### AIM OF THE EXERCISE
Read through the lines below for the string "apache" and copy each one that has it.

Element data from apps and pages
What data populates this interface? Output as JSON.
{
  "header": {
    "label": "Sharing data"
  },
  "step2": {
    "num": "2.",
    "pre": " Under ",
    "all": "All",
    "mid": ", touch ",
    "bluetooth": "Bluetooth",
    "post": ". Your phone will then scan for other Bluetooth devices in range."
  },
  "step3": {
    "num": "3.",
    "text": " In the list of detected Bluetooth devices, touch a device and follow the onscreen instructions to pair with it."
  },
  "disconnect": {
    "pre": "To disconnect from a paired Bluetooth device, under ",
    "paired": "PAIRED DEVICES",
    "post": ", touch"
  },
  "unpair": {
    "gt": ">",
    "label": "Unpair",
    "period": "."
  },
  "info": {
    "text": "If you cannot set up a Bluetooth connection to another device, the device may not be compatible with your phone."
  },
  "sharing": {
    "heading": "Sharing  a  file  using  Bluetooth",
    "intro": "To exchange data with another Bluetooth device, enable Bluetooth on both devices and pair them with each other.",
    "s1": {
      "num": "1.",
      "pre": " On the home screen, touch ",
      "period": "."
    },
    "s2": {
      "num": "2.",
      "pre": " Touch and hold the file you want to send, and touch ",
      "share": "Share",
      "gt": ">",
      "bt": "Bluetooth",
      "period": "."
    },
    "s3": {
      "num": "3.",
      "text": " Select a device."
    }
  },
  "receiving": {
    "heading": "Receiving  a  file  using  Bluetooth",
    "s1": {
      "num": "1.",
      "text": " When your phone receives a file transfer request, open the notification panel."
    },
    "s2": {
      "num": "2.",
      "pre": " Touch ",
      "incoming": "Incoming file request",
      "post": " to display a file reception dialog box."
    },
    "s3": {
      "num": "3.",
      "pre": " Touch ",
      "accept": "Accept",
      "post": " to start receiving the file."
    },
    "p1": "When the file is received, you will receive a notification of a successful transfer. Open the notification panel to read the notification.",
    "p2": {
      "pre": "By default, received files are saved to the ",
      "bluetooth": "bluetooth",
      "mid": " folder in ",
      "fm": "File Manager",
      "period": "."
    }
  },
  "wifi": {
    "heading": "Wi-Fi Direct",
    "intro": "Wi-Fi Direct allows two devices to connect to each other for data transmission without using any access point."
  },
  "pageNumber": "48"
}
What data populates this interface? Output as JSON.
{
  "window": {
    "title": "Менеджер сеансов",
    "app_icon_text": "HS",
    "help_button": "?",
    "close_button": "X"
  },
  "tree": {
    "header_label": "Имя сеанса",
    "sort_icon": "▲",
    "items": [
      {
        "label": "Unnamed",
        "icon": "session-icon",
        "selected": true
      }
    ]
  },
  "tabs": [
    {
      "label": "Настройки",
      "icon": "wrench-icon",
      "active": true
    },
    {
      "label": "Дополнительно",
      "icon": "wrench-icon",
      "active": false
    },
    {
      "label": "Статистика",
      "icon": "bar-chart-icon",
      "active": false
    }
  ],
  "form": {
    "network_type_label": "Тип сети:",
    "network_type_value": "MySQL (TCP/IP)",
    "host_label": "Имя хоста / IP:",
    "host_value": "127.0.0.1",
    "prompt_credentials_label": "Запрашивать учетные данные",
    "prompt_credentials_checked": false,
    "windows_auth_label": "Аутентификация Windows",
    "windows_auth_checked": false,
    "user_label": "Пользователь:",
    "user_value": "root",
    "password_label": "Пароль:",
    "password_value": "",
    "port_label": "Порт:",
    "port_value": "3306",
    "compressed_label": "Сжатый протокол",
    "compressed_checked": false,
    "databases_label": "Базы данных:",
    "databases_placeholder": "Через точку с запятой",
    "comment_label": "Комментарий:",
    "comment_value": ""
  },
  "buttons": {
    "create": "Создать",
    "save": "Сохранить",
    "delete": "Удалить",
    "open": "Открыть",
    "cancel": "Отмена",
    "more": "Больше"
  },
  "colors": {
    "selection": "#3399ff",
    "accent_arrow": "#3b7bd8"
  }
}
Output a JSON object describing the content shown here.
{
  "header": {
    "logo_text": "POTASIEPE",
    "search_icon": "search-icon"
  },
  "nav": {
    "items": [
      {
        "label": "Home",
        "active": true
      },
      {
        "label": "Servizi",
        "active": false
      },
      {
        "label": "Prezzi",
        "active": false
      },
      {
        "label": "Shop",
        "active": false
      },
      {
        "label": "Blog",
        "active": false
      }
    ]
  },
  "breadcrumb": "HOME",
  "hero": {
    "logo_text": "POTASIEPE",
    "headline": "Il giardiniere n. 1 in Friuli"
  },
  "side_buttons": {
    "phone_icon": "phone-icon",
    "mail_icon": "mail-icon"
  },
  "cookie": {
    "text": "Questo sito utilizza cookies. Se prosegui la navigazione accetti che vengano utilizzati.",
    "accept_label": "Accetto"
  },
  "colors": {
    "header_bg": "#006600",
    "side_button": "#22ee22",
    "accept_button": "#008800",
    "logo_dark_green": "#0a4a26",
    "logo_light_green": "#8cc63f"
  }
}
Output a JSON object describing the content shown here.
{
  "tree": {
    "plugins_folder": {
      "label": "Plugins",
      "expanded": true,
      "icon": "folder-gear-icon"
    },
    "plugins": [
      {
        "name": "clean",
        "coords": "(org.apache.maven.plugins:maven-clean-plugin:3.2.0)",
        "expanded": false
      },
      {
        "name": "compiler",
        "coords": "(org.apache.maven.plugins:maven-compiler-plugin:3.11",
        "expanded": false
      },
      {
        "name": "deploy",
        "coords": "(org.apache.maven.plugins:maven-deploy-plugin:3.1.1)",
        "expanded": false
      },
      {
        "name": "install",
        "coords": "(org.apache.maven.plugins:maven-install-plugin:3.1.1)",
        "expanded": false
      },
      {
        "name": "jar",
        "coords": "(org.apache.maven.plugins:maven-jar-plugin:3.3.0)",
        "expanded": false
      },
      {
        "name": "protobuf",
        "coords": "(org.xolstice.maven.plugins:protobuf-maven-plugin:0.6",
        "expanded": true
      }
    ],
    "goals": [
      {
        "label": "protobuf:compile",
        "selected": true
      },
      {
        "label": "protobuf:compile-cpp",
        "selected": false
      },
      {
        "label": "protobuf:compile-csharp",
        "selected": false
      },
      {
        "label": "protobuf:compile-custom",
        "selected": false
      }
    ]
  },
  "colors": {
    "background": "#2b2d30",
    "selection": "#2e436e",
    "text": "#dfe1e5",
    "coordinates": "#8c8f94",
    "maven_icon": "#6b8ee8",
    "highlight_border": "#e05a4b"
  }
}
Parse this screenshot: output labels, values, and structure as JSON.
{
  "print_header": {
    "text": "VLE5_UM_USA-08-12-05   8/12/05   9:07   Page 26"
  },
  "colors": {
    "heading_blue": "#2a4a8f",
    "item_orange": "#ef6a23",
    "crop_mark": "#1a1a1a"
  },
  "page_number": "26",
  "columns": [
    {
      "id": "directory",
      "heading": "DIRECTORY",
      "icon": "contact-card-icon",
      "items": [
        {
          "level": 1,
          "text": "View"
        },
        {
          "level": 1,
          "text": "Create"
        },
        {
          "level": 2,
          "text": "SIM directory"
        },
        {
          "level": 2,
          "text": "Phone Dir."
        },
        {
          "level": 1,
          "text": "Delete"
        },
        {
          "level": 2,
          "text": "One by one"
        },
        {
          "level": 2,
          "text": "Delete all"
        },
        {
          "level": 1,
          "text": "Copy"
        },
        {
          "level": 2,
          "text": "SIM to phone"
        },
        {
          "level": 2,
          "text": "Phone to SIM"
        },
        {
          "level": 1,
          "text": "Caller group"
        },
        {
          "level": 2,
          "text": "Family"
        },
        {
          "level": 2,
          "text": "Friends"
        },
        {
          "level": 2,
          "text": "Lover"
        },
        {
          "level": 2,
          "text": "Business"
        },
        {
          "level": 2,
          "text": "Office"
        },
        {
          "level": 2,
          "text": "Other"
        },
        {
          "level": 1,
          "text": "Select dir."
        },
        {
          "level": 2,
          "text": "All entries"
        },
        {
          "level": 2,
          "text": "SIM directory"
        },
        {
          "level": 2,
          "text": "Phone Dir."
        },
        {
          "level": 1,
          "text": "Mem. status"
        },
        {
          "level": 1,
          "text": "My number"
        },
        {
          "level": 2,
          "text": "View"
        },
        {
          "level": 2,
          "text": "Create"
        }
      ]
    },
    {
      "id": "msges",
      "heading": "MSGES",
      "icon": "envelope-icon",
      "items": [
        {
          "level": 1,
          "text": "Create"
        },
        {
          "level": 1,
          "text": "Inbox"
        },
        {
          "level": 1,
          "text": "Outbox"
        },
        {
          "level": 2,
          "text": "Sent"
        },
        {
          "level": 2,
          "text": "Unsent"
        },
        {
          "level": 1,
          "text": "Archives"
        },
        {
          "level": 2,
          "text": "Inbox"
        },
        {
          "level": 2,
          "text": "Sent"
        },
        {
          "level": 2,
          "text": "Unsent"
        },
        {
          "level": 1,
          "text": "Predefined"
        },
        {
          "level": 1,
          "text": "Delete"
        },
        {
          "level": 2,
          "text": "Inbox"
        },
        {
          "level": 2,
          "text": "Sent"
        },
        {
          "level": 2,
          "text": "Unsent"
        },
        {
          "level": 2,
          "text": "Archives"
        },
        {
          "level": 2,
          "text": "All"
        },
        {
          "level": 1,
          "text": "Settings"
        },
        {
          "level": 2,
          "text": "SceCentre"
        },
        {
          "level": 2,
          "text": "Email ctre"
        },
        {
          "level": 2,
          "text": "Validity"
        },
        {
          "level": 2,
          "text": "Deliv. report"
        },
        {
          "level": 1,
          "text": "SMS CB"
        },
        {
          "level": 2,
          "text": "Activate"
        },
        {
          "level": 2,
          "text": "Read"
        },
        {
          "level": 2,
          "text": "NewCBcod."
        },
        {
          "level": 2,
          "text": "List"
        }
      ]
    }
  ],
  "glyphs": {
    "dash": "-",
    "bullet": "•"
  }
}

### SOLUTION TO THE EXERCISE
        "coords": "(org.apache.maven.plugins:maven-clean-plugin:3.2.0)",
        "coords": "(org.apache.maven.plugins:maven-compiler-plugin:3.11",
        "coords": "(org.apache.maven.plugins:maven-deploy-plugin:3.1.1)",
        "coords": "(org.apache.maven.plugins:maven-install-plugin:3.1.1)",
        "coords": "(org.apache.maven.plugins:maven-jar-plugin:3.3.0)",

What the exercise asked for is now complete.